Weekend Update

A quick update on our little friends before the holiday weekend:

A few of the caterpillars have shed their skin and are now hanging in their hardened cocoons. There are a few others preparing to enter the chrysalis stage, and it seems like many are just a couple of days away. We have transferred all but the very smallest of the caterpillars out of the terrarium and into special nets, known as emergence chambers, made for caterpillars and butterflies, which are now hanging throughout the Mill River Park Collaborative office. I apologize for the picture quality below, but I didn't want to open the net and disturb the cocoons.

Caterpillars and Chrysalises

Most of our many-legged friends have now reached over an inch in length, have turned dozens of milkweed leaves into a considerable amount of body fat, and have developed a bright black and yellow stripe pattern. And, as of this morning, our first caterpillar has begun the process of pupation!

When butterfly larvae, a.k.a. caterpillars, have finished growing they spin a small silk button on top of their container. Then they hang upside down from the button in a J-shape and prepare to molt to the chrysalis. The caterpillars expand until their skin splits and reveals a green cuticle, which then hardens into the chrysalis, or cocoon. In a room temperature setting, it takes approximately two weeks for the butterflies to emerge from the cocoons.

Now, we need to carefully remove the caterpillars from the terrarium and place them in special nets made for chrysalises and emerging butterflies.

Growth Spurts!

August 28, 2015

It has now been ten days since our caterpillars were delivered and their growth rate has been remarkable. After a week and a half of munching on milkweed leaves, stems, and pods some of the caterpillars have more than quadrupled in size. Monarch caterpillars go through five stages of growth, known as instars, during which they’re storing fat and energy that will carry them through their pupae stage. Currently, most of our caterpillars are in the second or third instar stages.

There are three subspecies of Monarchs, with ours belonging to the subspecies Danaus plexippus. These little guys are native to North America but can now be found as far away as New Zealand and Spain. Monarchs are famous for their massive annual migration across North America. Every year millions of Monarchs that live east of the Rocky Mountains head south to the Mariposa Monarca Biosphere Reserve in Mexico. In the spring, an all new generation of butterflies return north to the feeding grounds of their ancestors.

Check back next week for an update on our caterpillars as well as more information about Monarch butterflies and the Waystation project.

Our Monarch Watch Begins

If you’ve been following Mill River Park’s Facebook or Instagram accounts this past week, you’ve probably seen pictures of tiny caterpillars crawling all over leaves.
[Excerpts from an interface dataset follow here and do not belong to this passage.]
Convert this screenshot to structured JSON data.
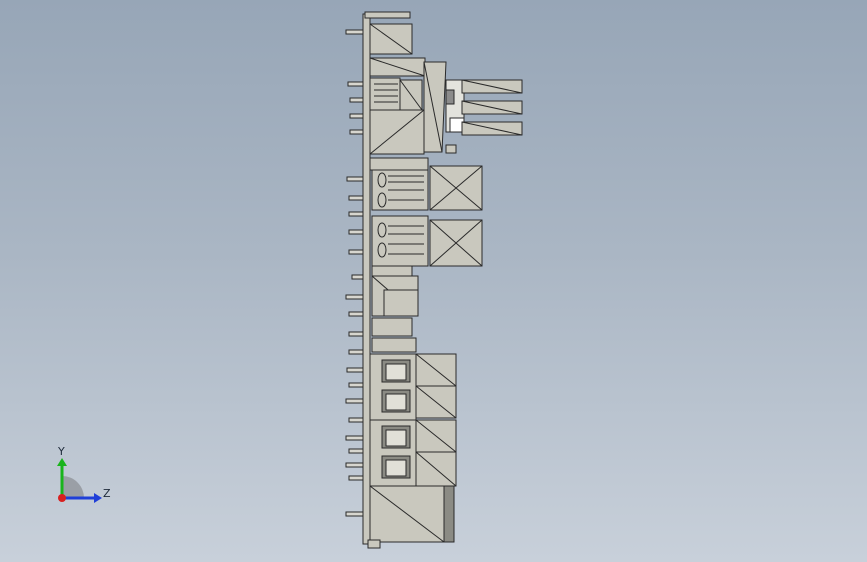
{
  "viewport": {
    "background_top": "#97a6b7",
    "background_bottom": "#c8d0da",
    "model_fill": "#c9c8be",
    "model_stroke": "#2a2a2a"
  },
  "triad": {
    "x_axis_label": "Z",
    "y_axis_label": "Y",
    "x_color": "#1f3fd8",
    "y_color": "#19b41c",
    "origin_color": "#d8201f"
  }
}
These little critters are Monarch Butterflies in the making. Monarchs are a species of special concern, and for this reason there are a number of organizations dedicated to their protection. Mill River Park is dedicated to becoming a certified Monarch Butterfly Waystation, hopefully attracting Monarchs during their migration between Canada and Mexico.

I’d like to open our blog with some background on this project. Earlier this summer our Mill River Stewards identified two locations in the Park that are suitable habitats for Monarchs. These areas are high in milkweed, where Monarchs lay their eggs, and nectar plants that adult butterflies use as food. Later in the summer, a volunteer group from Pepsi Co. came and planted even more nectar plants in these locations. We then submitted a request to an organization called The Monarch Watch, who approved our sites and sent us 100 caterpillars.

Now, we are in the process of incubating the caterpillars in a controlled habitat. We could have released them into the Park, but for their protection we are keeping them in a terrarium until they’ve metamorphosed into adult butterflies. The entire process should take about one month. Check back here in a couple days for another update, and also keep an eye on our social media accounts for more pictures!

If you’re interested in starting your own Monarch Waystation, check out monarchwatch.org to learn more about what you can do